“That was like a miracle,” Dietrich said of her appearance. “They hooked it up, for sure. The ‘Dr. Phil’ show, I have nothing bad to say about that experience.”
Even after intensive treatment for opioid and alcohol addiction, relapse is common. But the show does not track the success or failure rate of guests for whom it arranges treatment.
“Why, why, why on earth would they?” Greenberg said, adding that the show is not the organization providing treatment.
After his first appearance, Herzog went for treatment but then resumed drinking. When he returned to the show for a third time, in 2014, he found vodka placed in his dressing room again, he said, but this time he was wary of becoming incoherent. He drank some but not all of the bottle. The show denied that vodka was left in Herzog’s room.
Herzog’s last appearance was late last year, and this time, he said, he initiated it. He said the first three times, he felt coerced into appearing. The last time, he wanted the free treatment that guests are offered by centers appearing on the show.

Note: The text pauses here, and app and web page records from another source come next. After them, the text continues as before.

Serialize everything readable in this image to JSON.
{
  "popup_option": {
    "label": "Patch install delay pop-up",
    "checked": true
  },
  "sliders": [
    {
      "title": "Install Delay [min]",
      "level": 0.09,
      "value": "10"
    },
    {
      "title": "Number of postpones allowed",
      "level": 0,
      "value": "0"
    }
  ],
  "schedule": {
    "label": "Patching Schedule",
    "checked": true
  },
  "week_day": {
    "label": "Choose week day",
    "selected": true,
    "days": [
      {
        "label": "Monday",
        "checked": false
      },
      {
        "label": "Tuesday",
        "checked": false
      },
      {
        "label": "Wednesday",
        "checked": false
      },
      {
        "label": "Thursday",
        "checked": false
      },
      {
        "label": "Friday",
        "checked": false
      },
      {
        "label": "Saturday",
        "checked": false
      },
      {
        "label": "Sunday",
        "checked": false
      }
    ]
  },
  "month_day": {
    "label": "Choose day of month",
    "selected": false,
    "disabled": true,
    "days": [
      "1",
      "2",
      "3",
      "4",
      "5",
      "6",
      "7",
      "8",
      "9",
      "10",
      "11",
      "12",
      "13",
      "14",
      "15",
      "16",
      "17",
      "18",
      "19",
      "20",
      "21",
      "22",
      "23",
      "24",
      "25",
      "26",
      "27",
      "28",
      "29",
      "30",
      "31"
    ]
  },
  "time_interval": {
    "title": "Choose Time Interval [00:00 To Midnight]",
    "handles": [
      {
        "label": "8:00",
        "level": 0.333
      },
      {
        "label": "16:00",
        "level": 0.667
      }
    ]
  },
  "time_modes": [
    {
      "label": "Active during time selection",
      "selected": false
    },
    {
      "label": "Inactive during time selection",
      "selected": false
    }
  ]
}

“I know this time . . . I wanted help, I wanted to get sober, because I was dying,” the now-32-year-old Herzog said in an interview. This time, he said, he had a handler who supervised him closely before taping, giving him a shot of alcohol to hold off seizures, Herzog said. He has no memory of what happened on stage.

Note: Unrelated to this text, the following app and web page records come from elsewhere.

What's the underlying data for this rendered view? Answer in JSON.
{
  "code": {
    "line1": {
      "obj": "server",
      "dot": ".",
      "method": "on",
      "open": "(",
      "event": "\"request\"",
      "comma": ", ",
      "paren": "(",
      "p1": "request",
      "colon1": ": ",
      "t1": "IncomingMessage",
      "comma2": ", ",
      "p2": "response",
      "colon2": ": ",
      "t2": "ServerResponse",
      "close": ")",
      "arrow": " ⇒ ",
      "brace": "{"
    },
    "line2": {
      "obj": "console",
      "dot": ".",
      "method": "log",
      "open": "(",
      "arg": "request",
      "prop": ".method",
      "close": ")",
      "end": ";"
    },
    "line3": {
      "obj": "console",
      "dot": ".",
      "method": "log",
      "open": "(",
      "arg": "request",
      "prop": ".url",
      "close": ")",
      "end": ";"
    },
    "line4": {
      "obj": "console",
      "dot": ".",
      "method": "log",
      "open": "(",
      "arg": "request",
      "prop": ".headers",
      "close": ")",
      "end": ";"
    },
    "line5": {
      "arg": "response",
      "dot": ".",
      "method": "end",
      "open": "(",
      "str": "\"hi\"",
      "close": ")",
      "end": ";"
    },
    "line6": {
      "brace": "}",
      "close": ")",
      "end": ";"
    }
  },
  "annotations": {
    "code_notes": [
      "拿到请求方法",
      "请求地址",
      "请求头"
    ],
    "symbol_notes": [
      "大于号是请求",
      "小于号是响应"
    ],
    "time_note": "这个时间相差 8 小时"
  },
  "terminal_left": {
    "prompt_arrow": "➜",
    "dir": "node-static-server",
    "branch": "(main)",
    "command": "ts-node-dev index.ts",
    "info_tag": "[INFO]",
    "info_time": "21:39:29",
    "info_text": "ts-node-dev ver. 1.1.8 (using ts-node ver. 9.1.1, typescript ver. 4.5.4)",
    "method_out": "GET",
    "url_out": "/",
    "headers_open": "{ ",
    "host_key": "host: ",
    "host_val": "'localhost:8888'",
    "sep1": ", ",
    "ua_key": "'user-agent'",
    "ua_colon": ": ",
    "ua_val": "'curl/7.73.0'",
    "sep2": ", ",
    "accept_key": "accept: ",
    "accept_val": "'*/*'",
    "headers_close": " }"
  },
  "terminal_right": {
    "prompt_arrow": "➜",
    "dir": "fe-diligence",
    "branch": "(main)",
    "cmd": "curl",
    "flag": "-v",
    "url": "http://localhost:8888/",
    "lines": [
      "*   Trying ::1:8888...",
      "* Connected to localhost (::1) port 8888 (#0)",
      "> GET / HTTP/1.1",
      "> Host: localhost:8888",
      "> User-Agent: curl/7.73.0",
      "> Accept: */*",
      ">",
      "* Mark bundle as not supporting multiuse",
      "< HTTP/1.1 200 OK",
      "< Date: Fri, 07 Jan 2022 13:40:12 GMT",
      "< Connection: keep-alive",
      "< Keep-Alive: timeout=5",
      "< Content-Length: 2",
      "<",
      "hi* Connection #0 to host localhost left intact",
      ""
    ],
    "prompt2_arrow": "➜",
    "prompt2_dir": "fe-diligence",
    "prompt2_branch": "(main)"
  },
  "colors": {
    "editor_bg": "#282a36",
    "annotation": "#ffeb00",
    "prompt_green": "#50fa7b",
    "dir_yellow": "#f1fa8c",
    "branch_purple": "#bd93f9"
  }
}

He knows from watching the show that he was brought out in a wheelchair, then suffered some sort of medical distress.
As staff members rushed to help him, a camera followed him off the set.
Herzog said this week that he is now sober. He works at a restaurant in Utah; he’s reconnected with friends and family; and he’s dating someone.
“I’m so much happier now. I mean, so much happier,” he said. “I’m living again.”
Jordan, whose aunt said she was directed to Skid Row for heroin, also went to treatment after her appearance, but she didn’t get well, the aunt said.
“It was a complete bust,” Smith said of the “Dr. Phil” show. “Didn’t help at all. Just ratings for him. People are going to him, like us, with serious, life-threatening problems looking for help. It just doesn’t happen.“
McGraw promised Kaitlin “the best help, in my opinion, in the United States,” and, on stage, guaranteed that she would be in treatment until her baby was born. Kaitlin left the treatment center against medical advice after 15 days. Her baby was born addicted in January, King-Parrish said, and went into foster care.
“The treatment facility is not a locked ward, and she is a hard-core heroin addict. That’s what they do,” Greenberg said in his statement. “We deal with people in the real world.”
The show had the family back, after King-Parrish wrote a letter saying she believed their appearance had been “for ratings and not help.” Kaitlin was sent to treatment a second time but kicked out for noncompliance, King-Parrish said.
Today, Kaitlin is homeless and she was recently admitted to the hospital with liver failure, her mother said. Kaitlin did not respond to requests for comment.
“Poor, middle class, high class. Rich. It doesn’t matter. Heroin will take it and kill you. And that’s what I have to make myself know, that that’s probably going to be Kaitlin’s end,” King-Parrish said.
She has resigned herself to what she fears is coming.